▸ Action item: Some lines hold the string "countdown". Copy all of them from the material that follows.

▸ Information:
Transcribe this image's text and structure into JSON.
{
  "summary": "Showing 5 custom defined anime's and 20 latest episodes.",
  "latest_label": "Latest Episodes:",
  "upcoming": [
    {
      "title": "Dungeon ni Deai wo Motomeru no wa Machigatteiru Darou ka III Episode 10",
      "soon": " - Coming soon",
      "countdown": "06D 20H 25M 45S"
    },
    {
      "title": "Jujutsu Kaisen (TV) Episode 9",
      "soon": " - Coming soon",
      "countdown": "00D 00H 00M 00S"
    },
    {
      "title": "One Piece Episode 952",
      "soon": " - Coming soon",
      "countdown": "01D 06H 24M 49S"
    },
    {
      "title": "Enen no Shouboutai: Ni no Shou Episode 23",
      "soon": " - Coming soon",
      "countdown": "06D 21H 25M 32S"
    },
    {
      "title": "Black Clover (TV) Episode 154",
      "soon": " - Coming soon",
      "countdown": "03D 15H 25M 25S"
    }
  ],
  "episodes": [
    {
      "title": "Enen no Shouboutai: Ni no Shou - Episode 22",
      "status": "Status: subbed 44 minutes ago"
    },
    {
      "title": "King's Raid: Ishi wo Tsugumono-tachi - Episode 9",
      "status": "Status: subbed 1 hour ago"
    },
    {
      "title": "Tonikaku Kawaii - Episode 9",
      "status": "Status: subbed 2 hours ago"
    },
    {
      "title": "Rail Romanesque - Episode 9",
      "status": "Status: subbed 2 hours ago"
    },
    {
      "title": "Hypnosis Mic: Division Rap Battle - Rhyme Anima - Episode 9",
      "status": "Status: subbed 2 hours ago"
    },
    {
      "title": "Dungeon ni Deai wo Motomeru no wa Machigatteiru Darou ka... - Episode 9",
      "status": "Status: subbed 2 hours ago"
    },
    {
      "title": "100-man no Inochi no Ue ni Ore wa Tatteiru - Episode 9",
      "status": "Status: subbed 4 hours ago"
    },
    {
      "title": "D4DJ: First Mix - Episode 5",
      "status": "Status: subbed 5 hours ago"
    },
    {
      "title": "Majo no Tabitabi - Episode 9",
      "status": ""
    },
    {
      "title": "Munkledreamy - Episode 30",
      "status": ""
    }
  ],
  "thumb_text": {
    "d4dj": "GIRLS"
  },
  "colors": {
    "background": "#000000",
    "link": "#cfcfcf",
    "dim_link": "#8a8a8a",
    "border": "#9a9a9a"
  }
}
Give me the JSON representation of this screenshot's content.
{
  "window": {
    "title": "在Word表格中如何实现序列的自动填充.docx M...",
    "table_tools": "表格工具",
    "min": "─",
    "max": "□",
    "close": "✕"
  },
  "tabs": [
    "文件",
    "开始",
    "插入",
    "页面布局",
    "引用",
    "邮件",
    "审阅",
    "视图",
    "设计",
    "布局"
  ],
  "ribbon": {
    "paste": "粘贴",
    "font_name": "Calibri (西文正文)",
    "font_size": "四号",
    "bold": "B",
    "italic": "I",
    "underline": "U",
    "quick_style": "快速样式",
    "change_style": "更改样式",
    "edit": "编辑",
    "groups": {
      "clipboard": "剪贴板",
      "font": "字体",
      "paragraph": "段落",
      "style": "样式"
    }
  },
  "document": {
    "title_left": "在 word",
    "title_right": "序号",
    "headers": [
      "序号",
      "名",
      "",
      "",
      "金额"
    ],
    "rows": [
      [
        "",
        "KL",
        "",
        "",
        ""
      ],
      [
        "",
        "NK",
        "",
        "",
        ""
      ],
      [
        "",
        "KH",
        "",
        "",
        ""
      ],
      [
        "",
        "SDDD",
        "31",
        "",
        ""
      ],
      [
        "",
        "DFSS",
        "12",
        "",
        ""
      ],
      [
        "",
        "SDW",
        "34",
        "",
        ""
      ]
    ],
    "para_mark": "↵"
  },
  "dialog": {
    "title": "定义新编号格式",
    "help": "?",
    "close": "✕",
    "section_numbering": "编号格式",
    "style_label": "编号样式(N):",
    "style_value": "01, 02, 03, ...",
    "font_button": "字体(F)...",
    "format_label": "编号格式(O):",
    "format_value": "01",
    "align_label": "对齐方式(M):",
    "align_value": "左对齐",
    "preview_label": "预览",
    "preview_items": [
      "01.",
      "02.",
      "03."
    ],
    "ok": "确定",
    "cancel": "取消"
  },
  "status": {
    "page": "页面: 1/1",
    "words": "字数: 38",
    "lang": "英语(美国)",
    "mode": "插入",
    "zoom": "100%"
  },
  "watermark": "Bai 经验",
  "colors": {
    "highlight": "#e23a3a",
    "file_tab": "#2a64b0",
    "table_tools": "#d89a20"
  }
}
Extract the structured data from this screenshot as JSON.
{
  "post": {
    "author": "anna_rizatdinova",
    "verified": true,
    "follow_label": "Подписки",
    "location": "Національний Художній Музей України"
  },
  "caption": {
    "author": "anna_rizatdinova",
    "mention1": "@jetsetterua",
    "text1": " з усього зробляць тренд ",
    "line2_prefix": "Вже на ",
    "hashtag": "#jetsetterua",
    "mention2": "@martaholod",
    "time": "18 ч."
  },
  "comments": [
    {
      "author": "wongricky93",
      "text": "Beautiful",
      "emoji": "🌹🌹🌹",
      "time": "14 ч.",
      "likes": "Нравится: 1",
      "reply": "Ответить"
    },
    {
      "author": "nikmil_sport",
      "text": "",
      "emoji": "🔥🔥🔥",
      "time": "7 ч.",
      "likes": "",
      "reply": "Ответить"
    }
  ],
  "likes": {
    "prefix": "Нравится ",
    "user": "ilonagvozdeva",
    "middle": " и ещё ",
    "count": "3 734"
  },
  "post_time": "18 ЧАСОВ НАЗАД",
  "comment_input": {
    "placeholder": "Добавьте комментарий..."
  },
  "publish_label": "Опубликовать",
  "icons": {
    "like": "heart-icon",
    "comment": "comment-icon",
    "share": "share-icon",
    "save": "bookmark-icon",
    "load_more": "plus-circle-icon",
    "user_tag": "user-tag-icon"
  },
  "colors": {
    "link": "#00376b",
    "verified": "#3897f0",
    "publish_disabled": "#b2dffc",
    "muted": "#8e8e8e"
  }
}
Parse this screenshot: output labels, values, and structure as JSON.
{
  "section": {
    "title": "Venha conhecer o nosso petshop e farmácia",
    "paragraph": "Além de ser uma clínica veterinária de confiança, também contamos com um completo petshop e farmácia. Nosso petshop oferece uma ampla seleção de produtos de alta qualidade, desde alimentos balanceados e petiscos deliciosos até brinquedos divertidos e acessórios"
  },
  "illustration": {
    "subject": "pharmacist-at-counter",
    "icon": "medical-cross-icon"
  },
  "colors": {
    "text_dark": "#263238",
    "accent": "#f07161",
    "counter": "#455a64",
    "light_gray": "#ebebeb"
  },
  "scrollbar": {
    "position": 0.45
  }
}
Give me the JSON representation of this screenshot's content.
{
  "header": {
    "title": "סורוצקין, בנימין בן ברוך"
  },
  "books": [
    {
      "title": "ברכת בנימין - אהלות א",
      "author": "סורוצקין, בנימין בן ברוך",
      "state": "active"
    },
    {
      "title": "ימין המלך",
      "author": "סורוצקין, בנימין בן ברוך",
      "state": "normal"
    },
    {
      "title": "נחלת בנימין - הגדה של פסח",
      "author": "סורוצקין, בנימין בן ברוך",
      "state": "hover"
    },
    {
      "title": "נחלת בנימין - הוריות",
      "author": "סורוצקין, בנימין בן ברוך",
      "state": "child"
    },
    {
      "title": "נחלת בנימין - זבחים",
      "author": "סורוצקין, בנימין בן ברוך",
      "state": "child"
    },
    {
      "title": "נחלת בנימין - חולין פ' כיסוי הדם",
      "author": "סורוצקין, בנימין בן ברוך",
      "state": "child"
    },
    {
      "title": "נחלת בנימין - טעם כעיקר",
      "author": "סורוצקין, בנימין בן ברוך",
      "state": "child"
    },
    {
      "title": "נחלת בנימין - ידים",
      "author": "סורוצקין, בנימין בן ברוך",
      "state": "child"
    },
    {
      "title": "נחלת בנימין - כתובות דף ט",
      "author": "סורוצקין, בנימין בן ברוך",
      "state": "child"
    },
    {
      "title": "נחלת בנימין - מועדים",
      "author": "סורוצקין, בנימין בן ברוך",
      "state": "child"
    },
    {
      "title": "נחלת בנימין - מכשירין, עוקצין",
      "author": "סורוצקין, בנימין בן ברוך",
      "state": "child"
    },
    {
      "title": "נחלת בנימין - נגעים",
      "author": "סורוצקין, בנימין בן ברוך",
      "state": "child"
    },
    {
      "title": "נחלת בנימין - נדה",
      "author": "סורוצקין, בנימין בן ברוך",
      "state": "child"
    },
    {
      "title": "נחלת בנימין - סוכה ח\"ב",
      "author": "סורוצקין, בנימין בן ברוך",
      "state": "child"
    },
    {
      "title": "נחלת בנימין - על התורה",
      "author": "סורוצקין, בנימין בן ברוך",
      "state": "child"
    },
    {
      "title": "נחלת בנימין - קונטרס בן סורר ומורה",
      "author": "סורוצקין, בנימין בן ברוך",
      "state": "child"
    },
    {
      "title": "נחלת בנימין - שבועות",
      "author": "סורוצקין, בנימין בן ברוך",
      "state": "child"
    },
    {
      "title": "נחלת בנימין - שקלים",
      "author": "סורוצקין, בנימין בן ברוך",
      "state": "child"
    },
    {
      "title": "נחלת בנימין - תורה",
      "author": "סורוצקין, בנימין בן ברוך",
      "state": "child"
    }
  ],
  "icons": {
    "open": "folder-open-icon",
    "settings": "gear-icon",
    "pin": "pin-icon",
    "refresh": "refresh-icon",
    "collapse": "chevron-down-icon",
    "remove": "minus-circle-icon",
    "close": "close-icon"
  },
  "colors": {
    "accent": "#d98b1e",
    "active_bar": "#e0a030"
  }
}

▸ Task output:
      "countdown": "06D 20H 25M 45S"
      "countdown": "00D 00H 00M 00S"
      "countdown": "01D 06H 24M 49S"
      "countdown": "06D 21H 25M 32S"
      "countdown": "03D 15H 25M 25S"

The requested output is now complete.